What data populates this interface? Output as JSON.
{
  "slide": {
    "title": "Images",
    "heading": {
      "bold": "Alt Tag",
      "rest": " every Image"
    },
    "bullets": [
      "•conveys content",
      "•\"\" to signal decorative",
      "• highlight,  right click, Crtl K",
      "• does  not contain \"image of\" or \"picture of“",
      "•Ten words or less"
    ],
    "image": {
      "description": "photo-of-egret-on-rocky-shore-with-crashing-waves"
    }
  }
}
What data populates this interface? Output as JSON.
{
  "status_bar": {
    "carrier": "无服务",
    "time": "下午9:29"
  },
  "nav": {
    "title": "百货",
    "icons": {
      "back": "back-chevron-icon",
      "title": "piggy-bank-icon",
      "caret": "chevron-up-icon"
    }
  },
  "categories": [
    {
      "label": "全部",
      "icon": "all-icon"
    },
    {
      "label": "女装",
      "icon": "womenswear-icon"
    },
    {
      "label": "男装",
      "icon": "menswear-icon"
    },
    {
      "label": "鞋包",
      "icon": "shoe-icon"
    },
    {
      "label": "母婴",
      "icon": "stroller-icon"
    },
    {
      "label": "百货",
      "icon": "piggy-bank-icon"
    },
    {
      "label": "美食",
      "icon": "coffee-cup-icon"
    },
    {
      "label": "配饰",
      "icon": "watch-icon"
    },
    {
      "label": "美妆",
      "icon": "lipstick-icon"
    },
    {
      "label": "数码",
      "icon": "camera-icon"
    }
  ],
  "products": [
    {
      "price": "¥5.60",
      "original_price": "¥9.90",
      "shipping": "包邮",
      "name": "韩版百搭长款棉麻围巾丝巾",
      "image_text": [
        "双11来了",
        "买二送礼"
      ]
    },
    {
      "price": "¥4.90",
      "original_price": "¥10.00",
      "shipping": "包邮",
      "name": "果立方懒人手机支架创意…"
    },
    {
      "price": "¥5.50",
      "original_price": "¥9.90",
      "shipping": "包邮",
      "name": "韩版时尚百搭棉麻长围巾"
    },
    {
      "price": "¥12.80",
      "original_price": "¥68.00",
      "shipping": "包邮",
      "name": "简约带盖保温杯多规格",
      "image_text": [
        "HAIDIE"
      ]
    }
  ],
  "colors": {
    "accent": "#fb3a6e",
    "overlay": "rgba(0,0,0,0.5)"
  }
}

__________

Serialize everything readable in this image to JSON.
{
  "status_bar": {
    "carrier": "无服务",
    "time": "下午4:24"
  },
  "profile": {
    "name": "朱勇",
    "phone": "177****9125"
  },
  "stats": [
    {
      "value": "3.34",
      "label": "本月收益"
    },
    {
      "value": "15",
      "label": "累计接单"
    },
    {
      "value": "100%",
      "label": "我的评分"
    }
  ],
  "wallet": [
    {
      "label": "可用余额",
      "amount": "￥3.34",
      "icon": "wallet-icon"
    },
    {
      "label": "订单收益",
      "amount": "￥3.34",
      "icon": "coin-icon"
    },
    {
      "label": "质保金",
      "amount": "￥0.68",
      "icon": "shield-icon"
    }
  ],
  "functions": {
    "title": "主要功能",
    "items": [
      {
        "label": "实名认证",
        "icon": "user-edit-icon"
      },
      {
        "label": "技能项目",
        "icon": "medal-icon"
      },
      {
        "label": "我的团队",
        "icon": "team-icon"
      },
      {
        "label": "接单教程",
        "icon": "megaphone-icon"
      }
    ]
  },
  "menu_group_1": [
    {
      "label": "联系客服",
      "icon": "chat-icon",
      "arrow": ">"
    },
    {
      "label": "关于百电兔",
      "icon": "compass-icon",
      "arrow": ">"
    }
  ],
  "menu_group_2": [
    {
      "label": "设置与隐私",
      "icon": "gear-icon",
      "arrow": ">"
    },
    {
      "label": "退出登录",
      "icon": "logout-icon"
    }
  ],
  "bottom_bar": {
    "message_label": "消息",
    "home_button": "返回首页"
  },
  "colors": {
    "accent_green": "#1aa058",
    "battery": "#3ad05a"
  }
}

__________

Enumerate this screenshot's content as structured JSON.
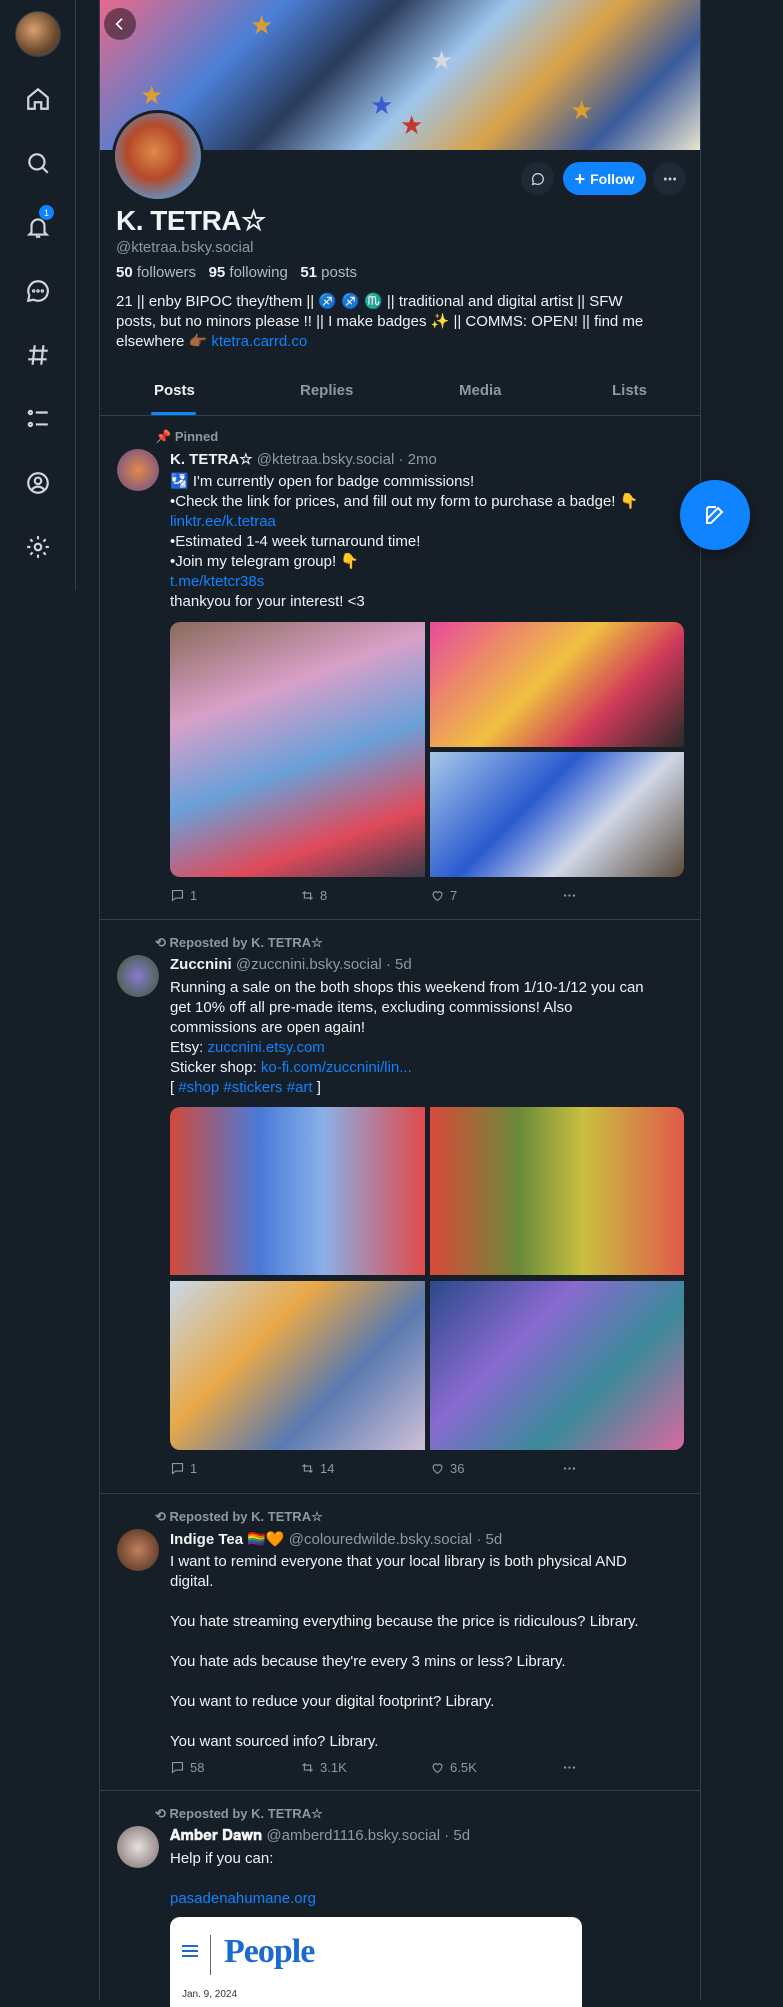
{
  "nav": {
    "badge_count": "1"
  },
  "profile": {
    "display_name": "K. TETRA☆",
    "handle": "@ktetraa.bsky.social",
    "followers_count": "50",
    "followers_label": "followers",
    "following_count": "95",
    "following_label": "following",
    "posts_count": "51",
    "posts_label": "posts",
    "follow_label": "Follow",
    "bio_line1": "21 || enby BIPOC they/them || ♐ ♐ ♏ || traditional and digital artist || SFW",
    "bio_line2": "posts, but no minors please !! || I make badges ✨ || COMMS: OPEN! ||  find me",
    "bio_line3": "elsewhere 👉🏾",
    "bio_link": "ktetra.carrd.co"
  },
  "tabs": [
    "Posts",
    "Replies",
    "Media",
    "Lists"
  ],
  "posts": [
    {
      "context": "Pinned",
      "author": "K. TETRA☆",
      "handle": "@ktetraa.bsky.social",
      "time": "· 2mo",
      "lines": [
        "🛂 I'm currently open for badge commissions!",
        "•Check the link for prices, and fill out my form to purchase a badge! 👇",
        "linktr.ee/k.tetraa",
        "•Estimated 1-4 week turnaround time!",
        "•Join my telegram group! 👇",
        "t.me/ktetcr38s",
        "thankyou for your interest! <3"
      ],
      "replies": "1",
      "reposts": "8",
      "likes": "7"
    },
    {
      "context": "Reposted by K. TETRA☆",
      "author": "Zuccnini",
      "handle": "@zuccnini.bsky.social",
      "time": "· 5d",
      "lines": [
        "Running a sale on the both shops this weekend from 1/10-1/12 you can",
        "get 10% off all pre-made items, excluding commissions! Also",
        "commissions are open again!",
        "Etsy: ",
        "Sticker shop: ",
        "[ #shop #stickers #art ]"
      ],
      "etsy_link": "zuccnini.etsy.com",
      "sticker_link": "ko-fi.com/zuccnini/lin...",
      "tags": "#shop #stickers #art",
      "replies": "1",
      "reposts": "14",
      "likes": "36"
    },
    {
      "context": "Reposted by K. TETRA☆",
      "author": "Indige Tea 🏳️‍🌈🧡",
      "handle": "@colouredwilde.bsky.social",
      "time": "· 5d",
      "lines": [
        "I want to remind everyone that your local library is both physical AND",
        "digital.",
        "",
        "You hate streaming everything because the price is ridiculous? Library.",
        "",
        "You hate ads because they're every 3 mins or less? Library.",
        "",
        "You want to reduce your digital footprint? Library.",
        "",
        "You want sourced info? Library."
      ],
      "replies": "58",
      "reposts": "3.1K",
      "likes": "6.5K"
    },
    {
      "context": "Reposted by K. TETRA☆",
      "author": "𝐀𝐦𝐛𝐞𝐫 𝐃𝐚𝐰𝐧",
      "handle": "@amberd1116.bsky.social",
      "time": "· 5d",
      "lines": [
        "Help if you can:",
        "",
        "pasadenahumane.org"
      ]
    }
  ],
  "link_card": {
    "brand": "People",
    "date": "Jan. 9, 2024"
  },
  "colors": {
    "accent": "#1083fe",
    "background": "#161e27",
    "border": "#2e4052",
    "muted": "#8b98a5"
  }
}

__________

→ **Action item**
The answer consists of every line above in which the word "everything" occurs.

→ **Exercise result**
Serialize everything readable in this image to JSON.
        "You hate streaming everything because the price is ridiculous? Library.",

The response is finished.